The fact that even the popular face of the campaign behind the sex offender disclosure scheme, Sara Payne (the mother of Sarah Payne, the young girl killed in 2001 by a convicted paedophile), was chosen by the government as its official Victim Champion, illustrates the elite origins of this sorry fascination with child sex abuse. It must be galling for the Home Office, then, that despite the formalisation of suspicion and fear, despite the almost-weekly press releases by those scaremongers-in-chief at the NSPCC, so few people actually bothered to take advantage of the sex offender disclosure scheme during its trial. In fact, there were only 315 applications over a whole year, a figure so low that even the Home Office wondered whether the scheme was worth it.

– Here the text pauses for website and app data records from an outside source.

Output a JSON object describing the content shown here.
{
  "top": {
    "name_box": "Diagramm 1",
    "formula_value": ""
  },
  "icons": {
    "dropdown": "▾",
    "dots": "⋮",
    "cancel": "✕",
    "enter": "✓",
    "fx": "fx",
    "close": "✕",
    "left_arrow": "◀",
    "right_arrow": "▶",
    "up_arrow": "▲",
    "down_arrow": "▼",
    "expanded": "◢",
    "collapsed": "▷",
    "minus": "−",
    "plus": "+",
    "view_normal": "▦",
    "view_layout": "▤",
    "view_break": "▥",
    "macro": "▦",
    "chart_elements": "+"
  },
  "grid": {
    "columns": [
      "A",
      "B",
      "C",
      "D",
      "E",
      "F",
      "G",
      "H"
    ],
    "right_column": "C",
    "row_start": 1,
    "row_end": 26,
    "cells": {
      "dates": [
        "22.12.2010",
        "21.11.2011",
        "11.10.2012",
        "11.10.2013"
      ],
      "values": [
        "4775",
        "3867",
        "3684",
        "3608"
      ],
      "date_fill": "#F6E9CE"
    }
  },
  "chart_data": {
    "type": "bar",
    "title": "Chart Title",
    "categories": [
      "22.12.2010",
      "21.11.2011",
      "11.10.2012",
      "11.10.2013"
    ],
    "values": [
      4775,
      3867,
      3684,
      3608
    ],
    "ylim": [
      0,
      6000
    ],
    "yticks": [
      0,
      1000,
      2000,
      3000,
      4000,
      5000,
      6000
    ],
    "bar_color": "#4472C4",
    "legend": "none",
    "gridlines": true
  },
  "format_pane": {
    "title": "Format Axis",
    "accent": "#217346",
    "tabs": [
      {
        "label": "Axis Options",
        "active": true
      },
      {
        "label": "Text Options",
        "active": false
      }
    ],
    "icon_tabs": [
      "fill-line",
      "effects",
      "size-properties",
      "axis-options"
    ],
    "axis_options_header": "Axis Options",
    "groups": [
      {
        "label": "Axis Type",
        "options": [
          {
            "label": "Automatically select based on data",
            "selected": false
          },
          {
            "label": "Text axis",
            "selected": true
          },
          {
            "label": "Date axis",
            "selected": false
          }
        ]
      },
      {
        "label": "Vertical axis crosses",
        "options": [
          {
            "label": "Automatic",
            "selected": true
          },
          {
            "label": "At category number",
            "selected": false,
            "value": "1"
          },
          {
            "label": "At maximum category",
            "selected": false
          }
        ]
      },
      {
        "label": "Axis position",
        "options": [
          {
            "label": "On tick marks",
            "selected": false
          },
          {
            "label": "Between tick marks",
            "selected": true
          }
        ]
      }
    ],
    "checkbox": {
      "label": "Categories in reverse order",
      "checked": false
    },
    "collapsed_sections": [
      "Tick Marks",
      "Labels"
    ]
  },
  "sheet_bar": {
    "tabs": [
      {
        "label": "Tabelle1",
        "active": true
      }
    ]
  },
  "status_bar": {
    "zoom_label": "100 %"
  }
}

The Home Office, campaign groups, charities, tabloids and broadsheets seem oblivious to the fact that their attempts to ‘protect children’ not only have a limited effect – they also corrode adult relationships. One does not just suspect the dodgy-looking fella at the park; one is encouraged to suspect neighbours and even friends. These measures undermine trust. Trusting another adult, whether the neighbour with the sweets or the guy at the park, is not something that can be guaranteed by an official intermediary, police or otherwise. It relies, rather, on assuming that other adults are like oneself and will behave likewise. And given that almost all of us are not interested in sexually abusing children, why should we constantly suspect others?
Tim Black is senior writer at spiked.